A Trojan horse program now available to a growing number of fraudsters can add data entry fields to legitimate online banking sites and entice consumers to give up sensitive information such as bank card numbers and PINs (personal identification numbers).
The Limbo malware integrates itself into a Web browser using a technique called HTML (Hypertext Markup Language) injection, said Uri Rivner, head of new technologies at RSA Consumer Solutions, a division of EMC. Because it’s so closely integrated in the browser, it can operate even while the user is at the real bank site and can actually change the layout of that site, he said.
“Nothing tells you that something is wrong here, with one exception: You’re being asked to provide some information that you were never asked to do before,” Rivner said during a briefing for reporters and analysts earlier this week. “If you are convinced that you are now communicating with the bank, the fraudsters can get away with anything they like.”
Limbo can get onto a user’s computer through many paths, including both pop-up messages that ask you to download an add-on program and methods that are invisible to the user, he said. They sometimes get on to PCs in conjunction with other phishing attacks.
And like other malware programs, Limbo is becoming available to more fraudsters through an underground market that includes a complex supply chain and falling prices, according to Rivner. Limbo costs about US$350, down from about $1,000 a year ago and $5,000 two years ago, he said.
“The big trend here is that it’s becoming affordable,” Rivner said.
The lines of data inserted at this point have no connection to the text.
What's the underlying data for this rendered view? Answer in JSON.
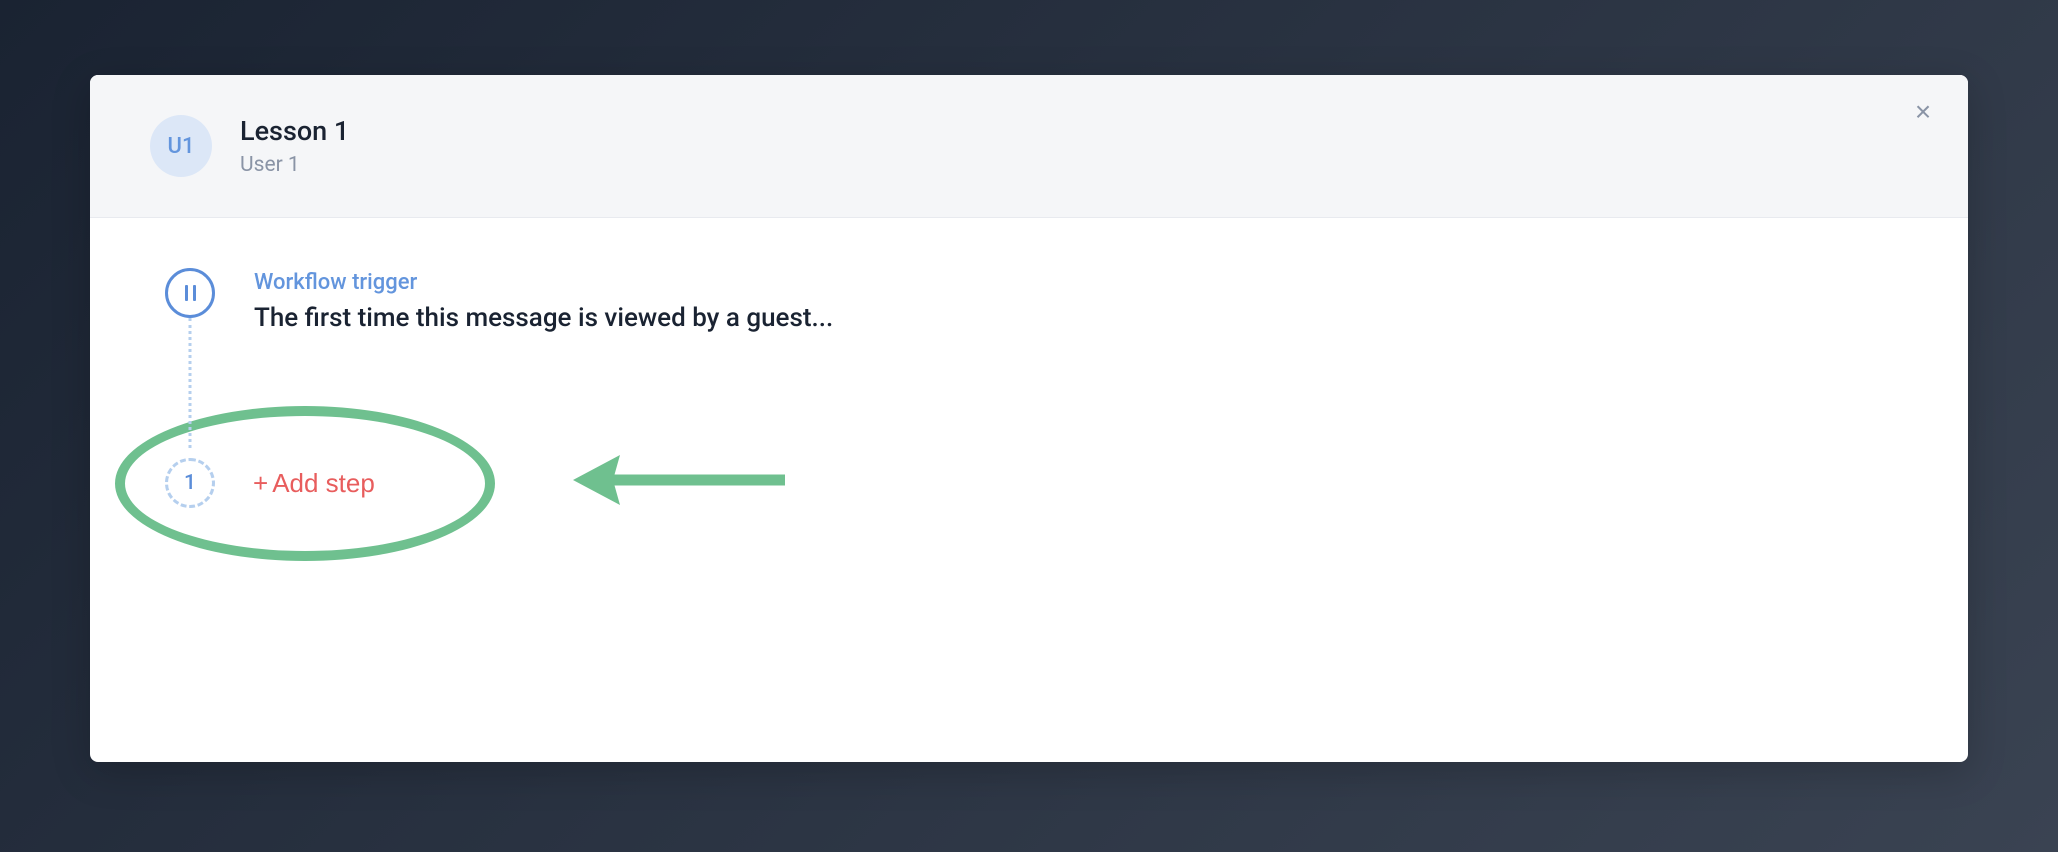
{
  "header": {
    "avatar_initials": "U1",
    "title": "Lesson 1",
    "subtitle": "User 1"
  },
  "workflow": {
    "trigger": {
      "label": "Workflow trigger",
      "description": "The first time this message is viewed by a guest..."
    },
    "next_step_number": "1",
    "add_step_label": "Add step"
  },
  "colors": {
    "accent_blue": "#5b8dd9",
    "action_red": "#e85d5d",
    "highlight_green": "#6fc08f"
  }
}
The online fraud marketplace consists of “harvesters” who collect user information and “cashout” operations that use the information to do whatever has to be done to translate that information into money. For example, harvesters may capture credit-card numbers and cashout operations may use those cards to buy products online, have them delivered to an address, and sell them on the black market, he said. The two classes of fraudsters typically meet and do business with each other in IRC chatrooms and dedicated Web forums, where the most successful fraudsters are the ones who develop a reputation for working reliably and honestly with other participants, Rivner said.
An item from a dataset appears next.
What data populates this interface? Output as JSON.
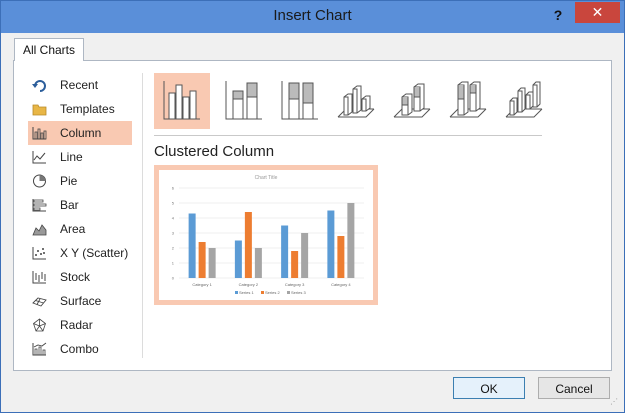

Now, some fraudsters are taking a SaaS (software-as-a-service) approach, selling malware, access to botnets and everything else a person needs to become a harvester of data on unsuspecting consumers, according to Rivner. Having paid the price for this service, the harvesters can then take the identities stolen with it and sell them at a profit. The ease of going into business with this model may dramatically increase the volume of online fraud, he said.
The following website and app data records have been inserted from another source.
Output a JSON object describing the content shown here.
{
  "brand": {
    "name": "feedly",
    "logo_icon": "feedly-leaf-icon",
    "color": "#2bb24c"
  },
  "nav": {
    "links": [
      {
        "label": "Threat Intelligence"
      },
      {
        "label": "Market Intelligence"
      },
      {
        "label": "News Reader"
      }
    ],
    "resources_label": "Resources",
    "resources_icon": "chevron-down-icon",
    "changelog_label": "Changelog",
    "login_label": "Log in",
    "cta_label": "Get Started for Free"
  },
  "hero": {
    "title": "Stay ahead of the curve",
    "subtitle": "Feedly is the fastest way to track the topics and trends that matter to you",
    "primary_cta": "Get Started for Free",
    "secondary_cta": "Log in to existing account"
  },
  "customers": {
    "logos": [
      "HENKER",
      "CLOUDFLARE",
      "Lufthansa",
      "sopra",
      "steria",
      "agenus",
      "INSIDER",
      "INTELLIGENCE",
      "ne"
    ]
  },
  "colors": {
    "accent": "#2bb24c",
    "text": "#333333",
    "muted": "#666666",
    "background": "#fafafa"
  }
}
“If phishing were a stock, I would invest in it,” Rivner said.
At RSA, the encryption giant that became EMC’s security business through a $2.1 billion acquisition in 2006, the target for combatting online banking fraud is the cashing-out step. The company sells software that looks at every transaction a customer makes and assesses the level of risk, Rivner said. It may look at the IP (Internet Protocol) address from which the site is being accessed, as well as that user’s typical pattern of transactions. If the risk level is high, the bank can block the transaction and contact the customer directly, he said.
This approach is increasingly being used by banks because of the difficulty of tracking down and eradicating malware and phishing, Rivner said. There may be numerous Trojans on a customer’s computer, but the bank isn’t hurt by any of them until a fraudster tries to use them to divert money from an account, he said.